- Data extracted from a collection
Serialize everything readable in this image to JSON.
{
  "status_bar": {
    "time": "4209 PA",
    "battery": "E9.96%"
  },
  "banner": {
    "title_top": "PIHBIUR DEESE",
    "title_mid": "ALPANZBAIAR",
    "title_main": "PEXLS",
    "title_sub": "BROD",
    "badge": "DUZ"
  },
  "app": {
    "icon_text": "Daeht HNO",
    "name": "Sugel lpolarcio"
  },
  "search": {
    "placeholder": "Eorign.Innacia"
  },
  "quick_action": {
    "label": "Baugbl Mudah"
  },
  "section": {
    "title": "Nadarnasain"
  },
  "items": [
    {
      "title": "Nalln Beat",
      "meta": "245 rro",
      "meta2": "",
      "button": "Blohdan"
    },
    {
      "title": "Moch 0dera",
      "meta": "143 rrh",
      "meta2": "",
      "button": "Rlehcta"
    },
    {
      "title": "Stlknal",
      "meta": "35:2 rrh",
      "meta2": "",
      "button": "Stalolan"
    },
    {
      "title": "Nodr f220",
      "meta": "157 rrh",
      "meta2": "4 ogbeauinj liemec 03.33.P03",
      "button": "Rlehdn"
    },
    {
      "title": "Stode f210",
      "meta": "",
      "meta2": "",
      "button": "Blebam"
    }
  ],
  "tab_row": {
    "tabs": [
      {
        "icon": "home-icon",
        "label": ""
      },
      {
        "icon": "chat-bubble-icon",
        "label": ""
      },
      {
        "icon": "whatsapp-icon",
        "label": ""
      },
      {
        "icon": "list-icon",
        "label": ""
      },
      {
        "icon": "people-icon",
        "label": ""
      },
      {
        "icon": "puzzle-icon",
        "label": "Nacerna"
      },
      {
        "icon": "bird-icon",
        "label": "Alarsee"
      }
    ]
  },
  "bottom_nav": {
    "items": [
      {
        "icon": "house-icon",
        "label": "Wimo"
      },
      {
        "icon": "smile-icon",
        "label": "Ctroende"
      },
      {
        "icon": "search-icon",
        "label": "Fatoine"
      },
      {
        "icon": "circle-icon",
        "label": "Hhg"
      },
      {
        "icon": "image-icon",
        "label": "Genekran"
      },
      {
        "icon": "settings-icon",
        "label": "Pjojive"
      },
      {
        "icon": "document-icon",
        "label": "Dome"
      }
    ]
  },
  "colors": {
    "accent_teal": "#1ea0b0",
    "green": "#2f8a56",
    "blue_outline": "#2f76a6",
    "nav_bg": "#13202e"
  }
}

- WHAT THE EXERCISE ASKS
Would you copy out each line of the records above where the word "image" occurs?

- WORKED SOLUTION
Serialize everything readable in this image to JSON.
        "icon": "image-icon",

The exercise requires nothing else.